Saturday is the day of the week which is traditionally consecrated to Our Blessed Lady. All traditional altar servers must cultivate a fervent and manly devotion to the Mother of God, and certainly this applies to members of the Sodality.
The Secretary of the SST intends to post on this Blog each Saturday a prayer or chant to the Queen of Heaven, as far as he is able. We start the series with a little prayer written by Fr Zucchi, which is used by the Legion of Mary. It is an excellent short consecration to our blessed Lady, and is worth getting by heart.
O Domina mea! O Mater mea! Tibi me totum offero, atque, ut me tibi probem devotum, consecro tibi hodie oculos meos, aures meas, os meum, cor meum, plane me totum. Quoniam itaque tuus sum, o bona Mater, serva me, defende me ut rem ac possessionem tuam. Amen.
My Queen! My Mother! I give thee all myself, and, to show my devotion to thee, I consecrate to thee my eyes, my ears, my mouth, my heart, my entire self. Wherefore, O loving Mother, as I am thine own, keep me, defend me, as thy property and possession. Amen.
Raccolta. 500 days indulgence. Plenary indulgence on the usual conditions, if this act of oblation is repeated every day for a month. (S.C.Ind., Aug. 5, 1851; S.P.Ap., Nov. 21, 1936.)
We should not underestimate the power of learning prayers by heart. As the words and the meaning sink into our minds and our hearts, they work with the grace of God - without which nothing is possible in the life of the soul - to convert us and to renew us for God's service. They are indeed sacramentals.
Modern education underestimates the power of learning by heart. Of course, rote learning can be overdone, when there is no attention to developing understanding. But the wisdom of the ages urges on us learning. In times past, a novice monk had to learn the psalter off by heart as part of his training - the 150 Psalms which are recited or chanted each week according to the Holy Rule of St Benedict. Of course, a server must learn the responses of mass perfectly; using a little card is no long term substitute for proper knowledge.
More on memorization another time ...
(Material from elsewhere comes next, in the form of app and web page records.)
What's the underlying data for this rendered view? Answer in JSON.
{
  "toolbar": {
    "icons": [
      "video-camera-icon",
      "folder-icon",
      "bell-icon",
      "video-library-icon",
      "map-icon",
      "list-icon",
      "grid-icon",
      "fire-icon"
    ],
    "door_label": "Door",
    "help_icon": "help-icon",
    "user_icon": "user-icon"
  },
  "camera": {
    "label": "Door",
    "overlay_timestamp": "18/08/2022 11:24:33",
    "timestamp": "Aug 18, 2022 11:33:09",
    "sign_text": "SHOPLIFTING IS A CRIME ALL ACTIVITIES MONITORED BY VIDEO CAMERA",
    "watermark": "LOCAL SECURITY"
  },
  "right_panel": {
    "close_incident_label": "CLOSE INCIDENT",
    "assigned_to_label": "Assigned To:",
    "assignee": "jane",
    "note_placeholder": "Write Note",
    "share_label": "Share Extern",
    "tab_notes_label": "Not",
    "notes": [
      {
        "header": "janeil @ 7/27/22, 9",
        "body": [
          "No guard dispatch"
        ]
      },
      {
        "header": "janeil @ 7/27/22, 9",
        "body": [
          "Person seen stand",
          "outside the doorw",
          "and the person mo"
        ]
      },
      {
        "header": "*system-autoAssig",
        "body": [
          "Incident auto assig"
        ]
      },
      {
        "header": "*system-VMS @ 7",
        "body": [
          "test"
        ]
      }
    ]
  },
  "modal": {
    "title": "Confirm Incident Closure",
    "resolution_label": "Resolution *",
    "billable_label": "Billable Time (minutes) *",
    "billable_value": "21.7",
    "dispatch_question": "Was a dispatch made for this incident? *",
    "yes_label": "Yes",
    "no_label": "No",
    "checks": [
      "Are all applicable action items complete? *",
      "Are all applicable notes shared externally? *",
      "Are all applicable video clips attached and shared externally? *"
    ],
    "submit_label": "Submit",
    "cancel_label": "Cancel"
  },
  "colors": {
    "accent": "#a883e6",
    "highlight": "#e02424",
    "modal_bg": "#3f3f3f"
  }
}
But who was Fr Zucchi? I am presuming that he was Fr Niccolò Zucchi SJ, 17th century Italian Jesuit, astronomer, and apostolic preacher, but I can't find out for sure. Anyone know?